In the listing below, identify each line with the word "update" and return those lines.

> [Information given]
───

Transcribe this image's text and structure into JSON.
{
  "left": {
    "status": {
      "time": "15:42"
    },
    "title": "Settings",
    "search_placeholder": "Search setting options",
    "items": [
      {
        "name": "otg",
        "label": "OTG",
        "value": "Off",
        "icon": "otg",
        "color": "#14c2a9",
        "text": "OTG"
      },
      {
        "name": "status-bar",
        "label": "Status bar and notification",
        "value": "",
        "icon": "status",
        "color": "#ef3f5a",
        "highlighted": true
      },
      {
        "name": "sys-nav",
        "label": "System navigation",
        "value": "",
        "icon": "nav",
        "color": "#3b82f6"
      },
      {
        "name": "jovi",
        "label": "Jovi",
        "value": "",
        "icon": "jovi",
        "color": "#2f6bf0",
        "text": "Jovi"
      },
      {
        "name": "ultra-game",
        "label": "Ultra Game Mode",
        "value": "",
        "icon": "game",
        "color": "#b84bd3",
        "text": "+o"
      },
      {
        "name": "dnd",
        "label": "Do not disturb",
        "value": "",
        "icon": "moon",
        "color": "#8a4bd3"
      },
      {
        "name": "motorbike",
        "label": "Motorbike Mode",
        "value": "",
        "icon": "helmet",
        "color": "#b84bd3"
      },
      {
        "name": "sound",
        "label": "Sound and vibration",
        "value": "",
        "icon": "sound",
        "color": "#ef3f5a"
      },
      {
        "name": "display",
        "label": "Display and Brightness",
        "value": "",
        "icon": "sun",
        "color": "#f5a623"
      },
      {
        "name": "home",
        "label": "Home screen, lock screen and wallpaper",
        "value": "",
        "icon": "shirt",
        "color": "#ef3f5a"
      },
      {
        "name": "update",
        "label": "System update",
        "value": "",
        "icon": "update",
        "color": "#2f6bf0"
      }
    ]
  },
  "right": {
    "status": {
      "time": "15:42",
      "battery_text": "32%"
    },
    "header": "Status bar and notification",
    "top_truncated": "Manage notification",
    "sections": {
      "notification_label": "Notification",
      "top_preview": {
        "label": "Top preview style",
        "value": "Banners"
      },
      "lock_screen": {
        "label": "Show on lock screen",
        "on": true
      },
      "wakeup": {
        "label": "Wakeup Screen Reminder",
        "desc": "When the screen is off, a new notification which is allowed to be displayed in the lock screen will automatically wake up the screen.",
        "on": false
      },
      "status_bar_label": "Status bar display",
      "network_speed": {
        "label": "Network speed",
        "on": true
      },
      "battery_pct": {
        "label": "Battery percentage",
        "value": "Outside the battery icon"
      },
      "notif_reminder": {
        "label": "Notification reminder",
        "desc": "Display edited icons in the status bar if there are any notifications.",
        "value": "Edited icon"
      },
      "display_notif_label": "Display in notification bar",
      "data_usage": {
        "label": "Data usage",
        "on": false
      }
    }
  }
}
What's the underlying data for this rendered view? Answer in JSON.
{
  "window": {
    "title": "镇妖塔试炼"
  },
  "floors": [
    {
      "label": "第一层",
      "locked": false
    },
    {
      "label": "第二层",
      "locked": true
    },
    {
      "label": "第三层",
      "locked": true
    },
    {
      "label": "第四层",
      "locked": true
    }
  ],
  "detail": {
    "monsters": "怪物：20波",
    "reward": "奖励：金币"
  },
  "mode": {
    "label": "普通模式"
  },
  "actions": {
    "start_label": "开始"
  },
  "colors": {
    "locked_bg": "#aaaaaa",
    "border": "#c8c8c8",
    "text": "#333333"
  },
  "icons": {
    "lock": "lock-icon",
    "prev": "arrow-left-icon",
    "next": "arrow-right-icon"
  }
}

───

> [Solution]
        "name": "update",
        "label": "System update",
        "icon": "update",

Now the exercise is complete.